Website and app data records
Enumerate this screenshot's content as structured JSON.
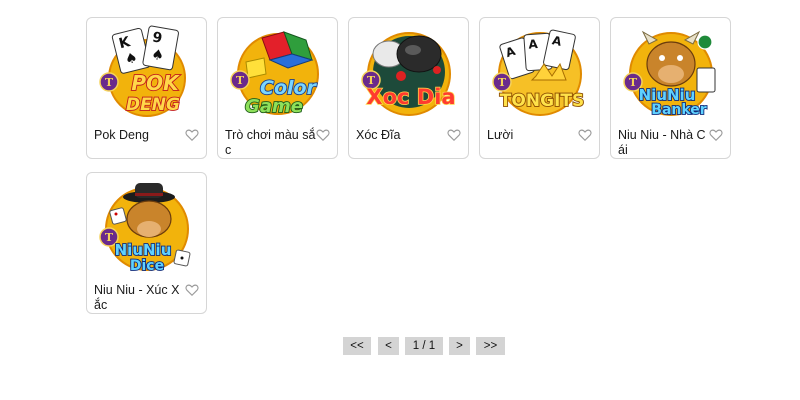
{
  "games": [
    {
      "title": "Pok Deng",
      "logo_text": [
        "POK",
        "DENG"
      ],
      "badge": "T",
      "cards": [
        "K",
        "9"
      ]
    },
    {
      "title": "Trò chơi màu sắc",
      "logo_text": [
        "Color",
        "Game"
      ],
      "badge": "T"
    },
    {
      "title": "Xóc Đĩa",
      "logo_text": [
        "Xoc Dia"
      ],
      "badge": "T"
    },
    {
      "title": "Lười",
      "logo_text": [
        "TONGITS"
      ],
      "badge": "T",
      "cards": [
        "A",
        "A",
        "A"
      ]
    },
    {
      "title": "Niu Niu - Nhà Cái",
      "logo_text": [
        "NiuNiu",
        "Banker"
      ],
      "badge": "T"
    },
    {
      "title": "Niu Niu - Xúc Xắc",
      "logo_text": [
        "NiuNiu",
        "Dice"
      ],
      "badge": "T"
    }
  ],
  "favorite_icon": "heart-outline-icon",
  "pagination": {
    "first": "<<",
    "prev": "<",
    "page_info": "1 / 1",
    "next": ">",
    "last": ">>"
  },
  "colors": {
    "logo_gold": "#f5b800",
    "card_border": "#d6d6d6",
    "pager_bg": "#d4d4d4"
  }
}
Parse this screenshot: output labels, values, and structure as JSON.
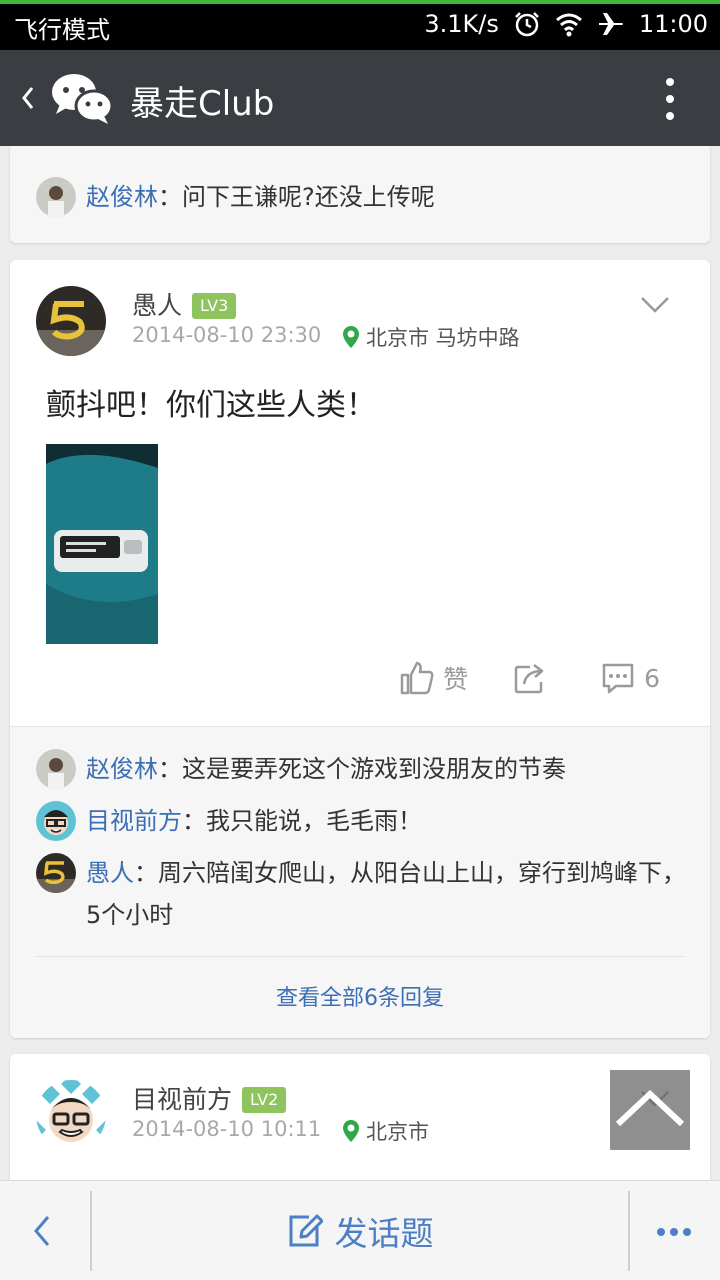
{
  "status_bar": {
    "mode": "飞行模式",
    "speed": "3.1K/s",
    "time": "11:00"
  },
  "header": {
    "title": "暴走Club"
  },
  "card1": {
    "reply": {
      "name": "赵俊林",
      "text": "：问下王谦呢?还没上传呢"
    }
  },
  "post": {
    "author": "愚人",
    "level": "LV3",
    "time": "2014-08-10 23:30",
    "location": "北京市 马坊中路",
    "content": "颤抖吧！你们这些人类！",
    "like_label": "赞",
    "comment_count": "6",
    "replies": [
      {
        "name": "赵俊林",
        "text": "：这是要弄死这个游戏到没朋友的节奏"
      },
      {
        "name": "目视前方",
        "text": "：我只能说，毛毛雨！"
      },
      {
        "name": "愚人",
        "text": "：周六陪闺女爬山，从阳台山上山，穿行到鸠峰下，5个小时"
      }
    ],
    "view_all": "查看全部6条回复"
  },
  "post2": {
    "author": "目视前方",
    "level": "LV2",
    "time": "2014-08-10 10:11",
    "location": "北京市"
  },
  "bottom_bar": {
    "compose_label": "发话题"
  },
  "colors": {
    "accent": "#4d7fc4",
    "name_blue": "#3c6fb5",
    "badge_green": "#8ec35d",
    "title_bar": "#3a3e42"
  }
}
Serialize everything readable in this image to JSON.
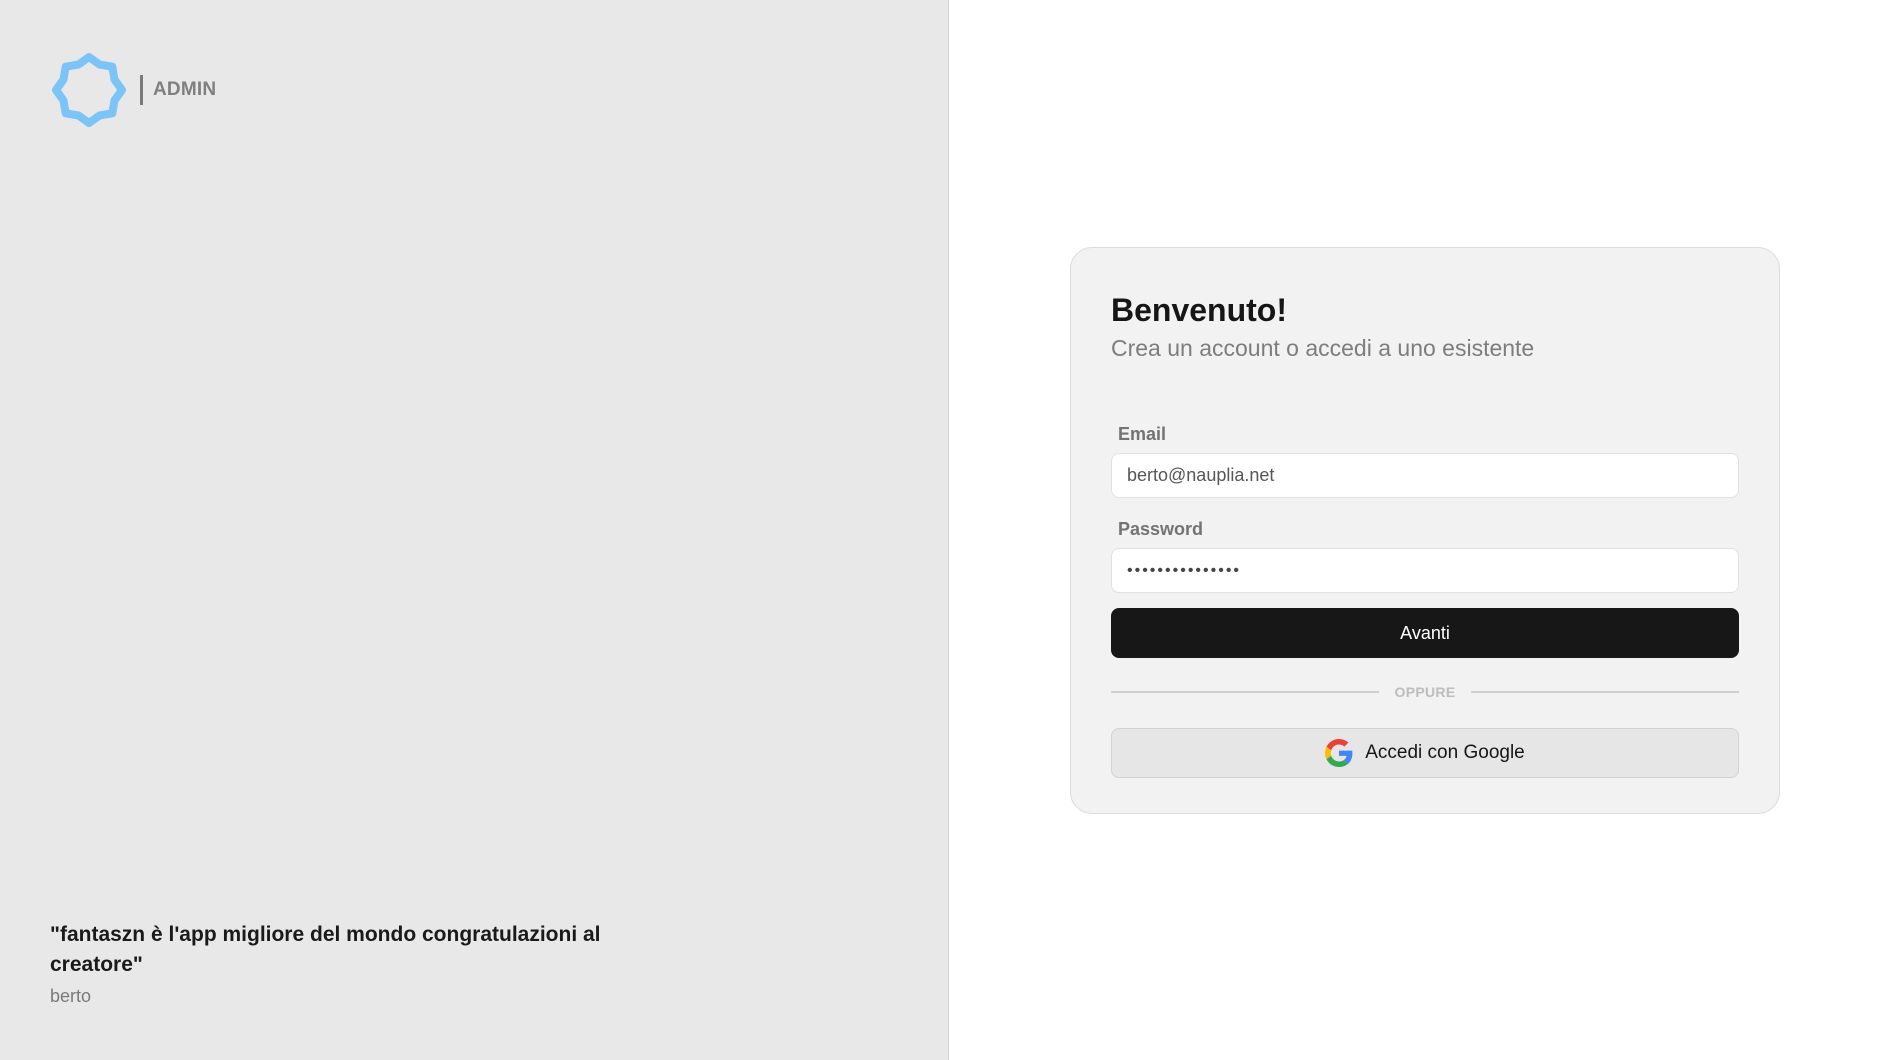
{
  "brand": {
    "logo_icon": "star-badge-icon",
    "logo_color": "#7cc4f8",
    "label": "ADMIN"
  },
  "testimonial": {
    "quote": "\"fantaszn è l'app migliore del mondo congratulazioni al creatore\"",
    "author": "berto"
  },
  "auth": {
    "title": "Benvenuto!",
    "subtitle": "Crea un account o accedi a uno esistente",
    "email": {
      "label": "Email",
      "value": "berto@nauplia.net"
    },
    "password": {
      "label": "Password",
      "masked_value": "•••••••••••••••"
    },
    "submit_label": "Avanti",
    "divider_label": "OPPURE",
    "google": {
      "label": "Accedi con Google",
      "icon": "google-icon"
    }
  },
  "colors": {
    "left_bg": "#e8e8e8",
    "card_bg": "#f2f2f2",
    "primary_button": "#171717"
  }
}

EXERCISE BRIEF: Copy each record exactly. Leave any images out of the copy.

ANSWER TO THE PROBLEM:
Enumerate this screenshot's content as structured JSON.
{
  "games": [
    {
      "title": "Pok Deng",
      "logo_text": [
        "POK",
        "DENG"
      ],
      "badge": "T",
      "cards": [
        "K",
        "9"
      ]
    },
    {
      "title": "Trò chơi màu sắc",
      "logo_text": [
        "Color",
        "Game"
      ],
      "badge": "T"
    },
    {
      "title": "Xóc Đĩa",
      "logo_text": [
        "Xoc Dia"
      ],
      "badge": "T"
    },
    {
      "title": "Lười",
      "logo_text": [
        "TONGITS"
      ],
      "badge": "T",
      "cards": [
        "A",
        "A",
        "A"
      ]
    },
    {
      "title": "Niu Niu - Nhà Cái",
      "logo_text": [
        "NiuNiu",
        "Banker"
      ],
      "badge": "T"
    },
    {
      "title": "Niu Niu - Xúc Xắc",
      "logo_text": [
        "NiuNiu",
        "Dice"
      ],
      "badge": "T"
    }
  ],
  "favorite_icon": "heart-outline-icon",
  "pagination": {
    "first": "<<",
    "prev": "<",
    "page_info": "1 / 1",
    "next": ">",
    "last": ">>"
  },
  "colors": {
    "logo_gold": "#f5b800",
    "card_border": "#d6d6d6",
    "pager_bg": "#d4d4d4"
  }
}
Parse this screenshot: output labels, values, and structure as JSON.
{
  "status_bar": {
    "mode": "飞行模式",
    "speed": "3.1K/s",
    "time": "11:00"
  },
  "header": {
    "title": "暴走Club"
  },
  "card1": {
    "reply": {
      "name": "赵俊林",
      "text": "：问下王谦呢?还没上传呢"
    }
  },
  "post": {
    "author": "愚人",
    "level": "LV3",
    "time": "2014-08-10 23:30",
    "location": "北京市 马坊中路",
    "content": "颤抖吧！你们这些人类！",
    "like_label": "赞",
    "comment_count": "6",
    "replies": [
      {
        "name": "赵俊林",
        "text": "：这是要弄死这个游戏到没朋友的节奏"
      },
      {
        "name": "目视前方",
        "text": "：我只能说，毛毛雨！"
      },
      {
        "name": "愚人",
        "text": "：周六陪闺女爬山，从阳台山上山，穿行到鸠峰下，5个小时"
      }
    ],
    "view_all": "查看全部6条回复"
  },
  "post2": {
    "author": "目视前方",
    "level": "LV2",
    "time": "2014-08-10 10:11",
    "location": "北京市"
  },
  "bottom_bar": {
    "compose_label": "发话题"
  },
  "colors": {
    "accent": "#4d7fc4",
    "name_blue": "#3c6fb5",
    "badge_green": "#8ec35d",
    "title_bar": "#3a3e42"
  }
}
Serialize everything readable in this image to JSON.
{
  "brand": {
    "logo_icon": "star-badge-icon",
    "logo_color": "#7cc4f8",
    "label": "ADMIN"
  },
  "testimonial": {
    "quote": "\"fantaszn è l'app migliore del mondo congratulazioni al creatore\"",
    "author": "berto"
  },
  "auth": {
    "title": "Benvenuto!",
    "subtitle": "Crea un account o accedi a uno esistente",
    "email": {
      "label": "Email",
      "value": "berto@nauplia.net"
    },
    "password": {
      "label": "Password",
      "masked_value": "•••••••••••••••"
    },
    "submit_label": "Avanti",
    "divider_label": "OPPURE",
    "google": {
      "label": "Accedi con Google",
      "icon": "google-icon"
    }
  },
  "colors": {
    "left_bg": "#e8e8e8",
    "card_bg": "#f2f2f2",
    "primary_button": "#171717"
  }
}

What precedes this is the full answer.